[Web page and app entries]

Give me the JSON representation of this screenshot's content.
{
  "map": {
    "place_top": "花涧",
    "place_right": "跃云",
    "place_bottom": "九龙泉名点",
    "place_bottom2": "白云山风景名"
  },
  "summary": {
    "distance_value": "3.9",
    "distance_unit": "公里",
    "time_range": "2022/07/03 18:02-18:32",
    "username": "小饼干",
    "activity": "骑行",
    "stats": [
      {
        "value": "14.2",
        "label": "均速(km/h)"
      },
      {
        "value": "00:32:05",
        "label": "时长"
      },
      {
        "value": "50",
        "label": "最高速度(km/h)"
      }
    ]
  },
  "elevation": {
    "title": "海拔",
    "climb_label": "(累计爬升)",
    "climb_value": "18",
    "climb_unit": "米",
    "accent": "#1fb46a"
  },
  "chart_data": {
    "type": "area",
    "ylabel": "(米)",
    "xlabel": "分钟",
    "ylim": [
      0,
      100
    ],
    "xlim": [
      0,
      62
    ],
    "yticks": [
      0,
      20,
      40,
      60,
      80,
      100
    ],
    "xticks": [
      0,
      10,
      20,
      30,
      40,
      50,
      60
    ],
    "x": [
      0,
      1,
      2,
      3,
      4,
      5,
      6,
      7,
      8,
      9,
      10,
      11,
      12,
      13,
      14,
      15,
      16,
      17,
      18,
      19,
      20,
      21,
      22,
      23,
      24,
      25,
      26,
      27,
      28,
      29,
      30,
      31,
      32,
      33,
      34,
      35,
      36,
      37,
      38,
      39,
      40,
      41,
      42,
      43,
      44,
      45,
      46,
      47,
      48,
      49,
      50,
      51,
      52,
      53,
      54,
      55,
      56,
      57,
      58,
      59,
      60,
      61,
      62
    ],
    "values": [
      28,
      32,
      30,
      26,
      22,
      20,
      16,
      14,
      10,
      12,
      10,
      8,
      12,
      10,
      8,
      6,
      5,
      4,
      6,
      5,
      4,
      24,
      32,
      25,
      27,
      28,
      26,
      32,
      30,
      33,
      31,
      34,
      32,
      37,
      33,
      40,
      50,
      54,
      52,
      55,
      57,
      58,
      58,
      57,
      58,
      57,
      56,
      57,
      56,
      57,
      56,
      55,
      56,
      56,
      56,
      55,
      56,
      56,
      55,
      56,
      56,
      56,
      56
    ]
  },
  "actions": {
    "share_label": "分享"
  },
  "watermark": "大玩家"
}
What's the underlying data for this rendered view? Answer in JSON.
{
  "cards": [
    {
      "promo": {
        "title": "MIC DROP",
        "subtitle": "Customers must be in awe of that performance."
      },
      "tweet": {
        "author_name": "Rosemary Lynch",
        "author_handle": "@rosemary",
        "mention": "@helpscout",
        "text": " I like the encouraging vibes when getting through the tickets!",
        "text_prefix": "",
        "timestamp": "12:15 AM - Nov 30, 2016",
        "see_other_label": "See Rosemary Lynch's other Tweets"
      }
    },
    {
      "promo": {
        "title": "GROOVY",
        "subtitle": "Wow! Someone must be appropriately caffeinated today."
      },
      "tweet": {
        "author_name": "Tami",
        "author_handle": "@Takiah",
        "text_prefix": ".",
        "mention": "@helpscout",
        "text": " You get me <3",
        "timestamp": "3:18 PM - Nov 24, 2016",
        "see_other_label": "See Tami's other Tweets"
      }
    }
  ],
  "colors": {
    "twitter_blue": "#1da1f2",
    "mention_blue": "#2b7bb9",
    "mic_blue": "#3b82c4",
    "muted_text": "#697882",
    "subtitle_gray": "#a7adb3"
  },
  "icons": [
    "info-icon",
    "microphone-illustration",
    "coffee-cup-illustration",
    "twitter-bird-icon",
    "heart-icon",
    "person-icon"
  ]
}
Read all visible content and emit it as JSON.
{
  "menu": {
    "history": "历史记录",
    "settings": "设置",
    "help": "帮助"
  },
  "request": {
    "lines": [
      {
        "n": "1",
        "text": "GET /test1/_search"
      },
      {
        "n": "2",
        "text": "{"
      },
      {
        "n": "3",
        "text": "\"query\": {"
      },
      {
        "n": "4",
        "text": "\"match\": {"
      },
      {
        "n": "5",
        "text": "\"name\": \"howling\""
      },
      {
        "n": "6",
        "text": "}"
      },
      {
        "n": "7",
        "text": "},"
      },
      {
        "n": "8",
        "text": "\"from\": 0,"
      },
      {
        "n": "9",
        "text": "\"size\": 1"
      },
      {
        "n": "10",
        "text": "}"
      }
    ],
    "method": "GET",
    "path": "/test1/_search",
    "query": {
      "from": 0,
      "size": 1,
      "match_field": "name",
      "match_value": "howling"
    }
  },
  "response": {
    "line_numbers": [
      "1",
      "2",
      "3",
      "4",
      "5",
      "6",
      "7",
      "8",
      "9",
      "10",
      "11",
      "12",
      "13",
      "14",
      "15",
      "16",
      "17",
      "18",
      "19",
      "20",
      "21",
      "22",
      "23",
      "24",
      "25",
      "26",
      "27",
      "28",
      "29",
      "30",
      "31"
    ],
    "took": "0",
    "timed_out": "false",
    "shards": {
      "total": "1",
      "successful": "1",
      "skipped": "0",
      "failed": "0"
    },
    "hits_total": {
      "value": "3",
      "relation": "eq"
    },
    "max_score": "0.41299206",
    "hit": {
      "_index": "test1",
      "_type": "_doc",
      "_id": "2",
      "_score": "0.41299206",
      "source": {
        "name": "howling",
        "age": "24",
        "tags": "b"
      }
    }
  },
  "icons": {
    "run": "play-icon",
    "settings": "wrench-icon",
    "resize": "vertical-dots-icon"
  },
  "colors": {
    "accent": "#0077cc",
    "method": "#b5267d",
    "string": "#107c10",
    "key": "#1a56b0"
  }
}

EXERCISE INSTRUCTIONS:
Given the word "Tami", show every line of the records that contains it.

TASK OUTPUT:
        "author_name": "Tami",
        "see_other_label": "See Tami's other Tweets"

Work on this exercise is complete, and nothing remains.